The idea for the restaurant actually came from Rizzo’s friend, Brazilian TV host Fernanda Lima. In 2001, Fernanda started dreaming of a restaurant where she could eat more organically and naturally. She even bounced the idea off of Rizo, who at first seemed hesitant. But they eventually made it work and officially opened their doors on March 3, 2006. – Carolina Dalia Gonzalez

Rua Joaquim Antunes 210, Jardim Paulistano, São Paulo,



No: 64
City: Rio de Janeiro, Brazil
Chef: Rafa Costa e Silva
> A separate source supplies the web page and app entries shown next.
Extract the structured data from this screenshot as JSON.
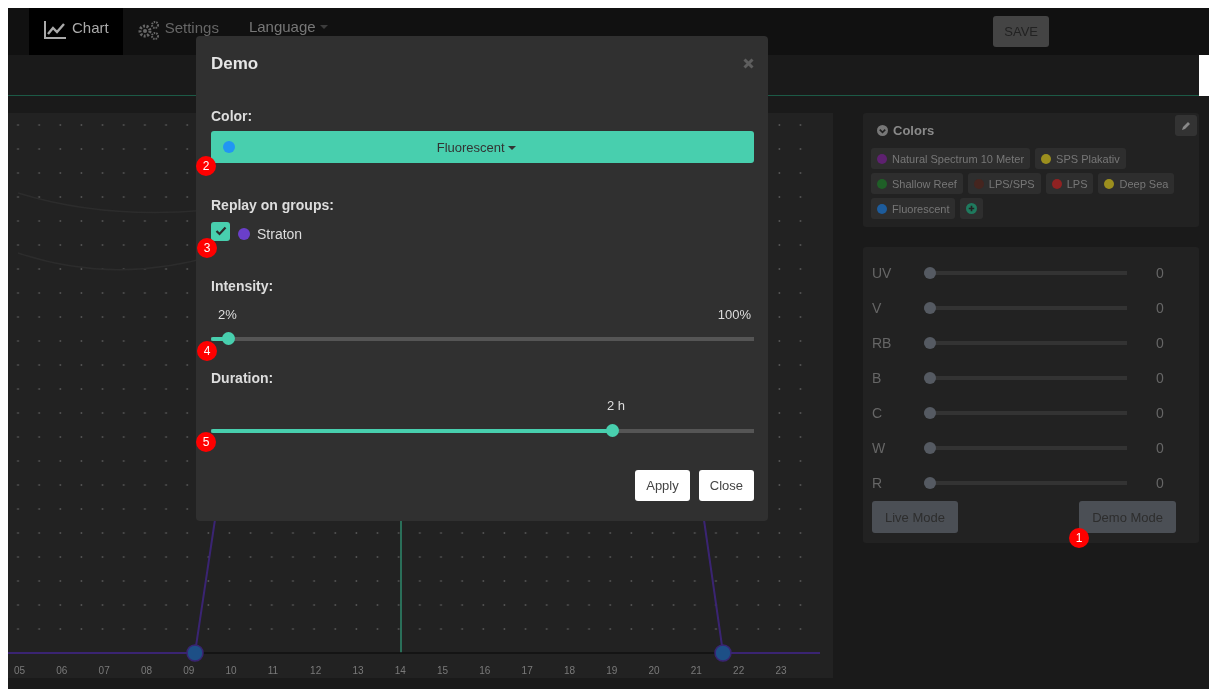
{
  "nav": {
    "tabs": [
      {
        "label": "Chart",
        "selected": true
      },
      {
        "label": "Settings",
        "selected": false
      }
    ],
    "language_menu": "Language",
    "save_button": "SAVE"
  },
  "chart": {
    "hour_labels": [
      "05",
      "06",
      "07",
      "08",
      "09",
      "10",
      "11",
      "12",
      "13",
      "14",
      "15",
      "16",
      "17",
      "18",
      "19",
      "20",
      "21",
      "22",
      "23"
    ]
  },
  "colors_panel": {
    "title": "Colors",
    "tags": [
      {
        "label": "Natural Spectrum 10 Meter",
        "color": "#5e2170"
      },
      {
        "label": "SPS Plakativ",
        "color": "#9c8f1e"
      },
      {
        "label": "Shallow Reef",
        "color": "#1f5f27"
      },
      {
        "label": "LPS/SPS",
        "color": "#45251f"
      },
      {
        "label": "LPS",
        "color": "#8f2222"
      },
      {
        "label": "Deep Sea",
        "color": "#9c8f1e"
      },
      {
        "label": "Fluorescent",
        "color": "#1d5c9c"
      }
    ]
  },
  "channels": [
    {
      "name": "UV",
      "level": 0,
      "reading": "0"
    },
    {
      "name": "V",
      "level": 0,
      "reading": "0"
    },
    {
      "name": "RB",
      "level": 0,
      "reading": "0"
    },
    {
      "name": "B",
      "level": 0,
      "reading": "0"
    },
    {
      "name": "C",
      "level": 0,
      "reading": "0"
    },
    {
      "name": "W",
      "level": 0,
      "reading": "0"
    },
    {
      "name": "R",
      "level": 0,
      "reading": "0"
    }
  ],
  "mode_buttons": [
    "Live Mode",
    "Demo Mode"
  ],
  "dialog": {
    "title": "Demo",
    "color_label": "Color:",
    "color_select": {
      "value": "Fluorescent",
      "color": "#2196f3"
    },
    "groups_label": "Replay on groups:",
    "groups": [
      {
        "name": "Straton",
        "color": "#6a3fc9",
        "checked": true
      }
    ],
    "intensity_label": "Intensity:",
    "intensity": {
      "reading": "2%",
      "max_label": "100%",
      "level": 0.02
    },
    "duration_label": "Duration:",
    "duration": {
      "reading": "2 h",
      "level": 0.746
    },
    "buttons": [
      "Apply",
      "Close"
    ]
  },
  "annotations": [
    "1",
    "2",
    "3",
    "4",
    "5"
  ]
}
With Lasai, Rafa Costa e Silva has undertaken an ambitious project. “Head to Rio’s organic market and you’ll find chef Rafa Costa e Silva browsing the boxes of fresh produce to supplement his own kitchen garden for Lasai’s daily-changing nine- and 12-course tasting menus,” explains Conde Nast Traveler. When ordering off the menu isn’t an option, it’s suddenly clear why Costa e Silva would go so far to provide a unique dining experience.

But despite the high-pressure situation Costa e Silva has created for himself, Lasai is pretty chill – just as its name (the Basque word for tranquility) suggests. Before opening the restaurant, he started a vegetable garden to provide his diners with the freshest ingredients. Though Lasai is a mix of Costa e Silva and wife Malena Cardiel’s aesthetics, the chef’s mentor Andoni Luis Aduriz at Mugaritz is felt in bursts. – Yara Simón

Rua Conde de Irajá, 191, Botafogo, Rio de Janeiro,



No: 68
City: Buenos Aires, Argentina
Chef: Germán Martitegui

Hiding behind a graffiti-splattered door in Buenos Aires, Tegui exists as a sort of escape. “I think people need to be hidden,” Chef Germán Martitegui said about the restaurant he opened in 2009, according to The New York Times. “That was the idea with this place.” Though the restaurant is pretty low-key, Martitegui transforms the mood weekly through his rotating menu – ranging from European to diner-like foods.

Adding to the dining experience is the open kitchen that allows patrons to watch as their food is cooked, and chefs can look on as people dig in. ?  ?  ?  – Yara Simón

Costa Rica 5852, Buenos Aires,



No: 96
City: New York City, USA
Chef: Enrique Olvera

With two places on this list, Enrique Olvera continues his era of domination. In the almost two years since Enrique Olvera’s Cosme opened, the Mexican eatery has had a months-long reservation wait, topped the New York Times‘ list of best NYC restaurants, and fed Oscar winners/nominees Jennifer Lawrence, Adele, and Emma Stone. Olvera’s restaurant has been perhaps the most visible harbinger of NYC’s Mexican food moment; a rebuttal to the prevailing wisdom that NYC can’t hold its own compared to the Mexican food out West.

New York Times‘ restaurant critic Pete Wells recommends the lobster, duck carnitas, and fried pork skin. “It isn’t the kind of Mexican cooking that can be learned on a vacation,” he wrote. “It has to be lived and for that there are no shortcuts.”

35 E 21st St, New York, NY 10010,